#### DATA SUPPLIED ####

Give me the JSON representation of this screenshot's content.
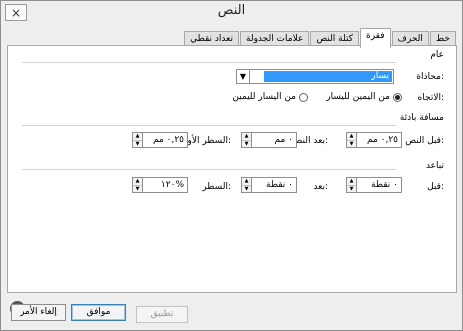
{
  "window": {
    "title": "النص",
    "close_icon": "×"
  },
  "tabs": [
    "خط",
    "الحرف",
    "فقرة",
    "كتلة النص",
    "علامات الجدولة",
    "تعداد نقطي"
  ],
  "active_tab": "فقرة",
  "general": {
    "heading": "عام",
    "alignment_label": "محاذاة:",
    "alignment_value": "يسار",
    "direction_label": "الاتجاه:",
    "rtl_option": "من اليمين لليسار",
    "ltr_option": "من اليسار لليمين"
  },
  "indentation": {
    "heading": "مسافة بادئة",
    "before_text_label": "قبل النص:",
    "before_text_value": "٠,٢٥ مم",
    "after_text_label": "بعد النص:",
    "after_text_value": "٠ مم",
    "first_line_label": "السطر الأول:",
    "first_line_value": "٠,٢٥ مم"
  },
  "spacing": {
    "heading": "تباعد",
    "before_label": "قبل:",
    "before_value": "٠ نقطة",
    "after_label": "بعد:",
    "after_value": "٠ نقطة",
    "line_label": "السطر:",
    "line_value": "١٢٠%"
  },
  "footer": {
    "apply_label": "تطبيق",
    "ok_label": "موافق",
    "cancel_label": "إلغاء الأمر",
    "help_icon": "?"
  }
}
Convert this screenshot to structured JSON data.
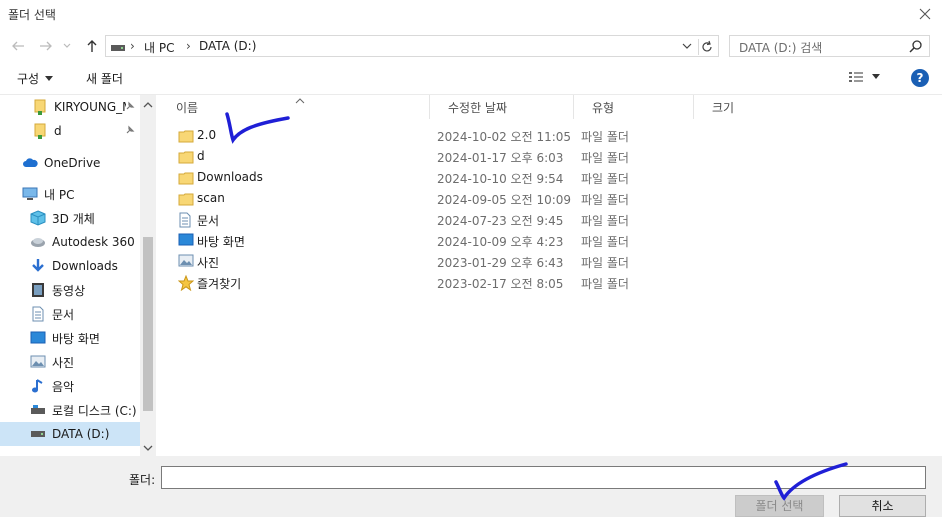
{
  "window": {
    "title": "폴더 선택"
  },
  "nav": {
    "path": [
      "내 PC",
      "DATA (D:)"
    ],
    "search_placeholder": "DATA (D:) 검색"
  },
  "toolbar": {
    "organize_label": "구성",
    "new_folder_label": "새 폴더"
  },
  "sidebar": {
    "items": [
      {
        "label": "KIRYOUNG_M",
        "icon": "folder-yellow-icon",
        "pinned": true
      },
      {
        "label": "d",
        "icon": "folder-yellow-icon",
        "pinned": true
      },
      {
        "label": "OneDrive",
        "icon": "cloud-icon"
      },
      {
        "label": "내 PC",
        "icon": "pc-icon"
      },
      {
        "label": "3D 개체",
        "icon": "cube-icon"
      },
      {
        "label": "Autodesk 360",
        "icon": "autodesk-icon"
      },
      {
        "label": "Downloads",
        "icon": "download-icon"
      },
      {
        "label": "동영상",
        "icon": "video-icon"
      },
      {
        "label": "문서",
        "icon": "document-icon"
      },
      {
        "label": "바탕 화면",
        "icon": "desktop-icon"
      },
      {
        "label": "사진",
        "icon": "picture-icon"
      },
      {
        "label": "음악",
        "icon": "music-icon"
      },
      {
        "label": "로컬 디스크 (C:)",
        "icon": "drive-icon"
      },
      {
        "label": "DATA (D:)",
        "icon": "drive-icon",
        "selected": true
      }
    ]
  },
  "columns": {
    "name": "이름",
    "modified": "수정한 날짜",
    "type": "유형",
    "size": "크기"
  },
  "files": [
    {
      "name": "2.0",
      "date": "2024-10-02 오전 11:05",
      "type": "파일 폴더",
      "icon": "folder-icon"
    },
    {
      "name": "d",
      "date": "2024-01-17 오후 6:03",
      "type": "파일 폴더",
      "icon": "folder-icon"
    },
    {
      "name": "Downloads",
      "date": "2024-10-10 오전 9:54",
      "type": "파일 폴더",
      "icon": "folder-icon"
    },
    {
      "name": "scan",
      "date": "2024-09-05 오전 10:09",
      "type": "파일 폴더",
      "icon": "folder-icon"
    },
    {
      "name": "문서",
      "date": "2024-07-23 오전 9:45",
      "type": "파일 폴더",
      "icon": "document-icon"
    },
    {
      "name": "바탕 화면",
      "date": "2024-10-09 오후 4:23",
      "type": "파일 폴더",
      "icon": "desktop-icon"
    },
    {
      "name": "사진",
      "date": "2023-01-29 오후 6:43",
      "type": "파일 폴더",
      "icon": "picture-icon"
    },
    {
      "name": "즐겨찾기",
      "date": "2023-02-17 오전 8:05",
      "type": "파일 폴더",
      "icon": "star-icon"
    }
  ],
  "footer": {
    "folder_label": "폴더:",
    "folder_value": "",
    "select_button": "폴더 선택",
    "cancel_button": "취소"
  },
  "colors": {
    "folder": "#f8d775",
    "accent": "#1a5fb4",
    "selection": "#cce4f7",
    "annotation": "#1f1fd6"
  }
}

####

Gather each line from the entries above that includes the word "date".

RESPONSE:
      "date": "2024-10-02 오전 11:05",
      "date": "2024-01-17 오후 6:03",
      "date": "2024-10-10 오전 9:54",
      "date": "2024-09-05 오전 10:09",
      "date": "2024-07-23 오전 9:45",
      "date": "2024-10-09 오후 4:23",
      "date": "2023-01-29 오후 6:43",
      "date": "2023-02-17 오전 8:05",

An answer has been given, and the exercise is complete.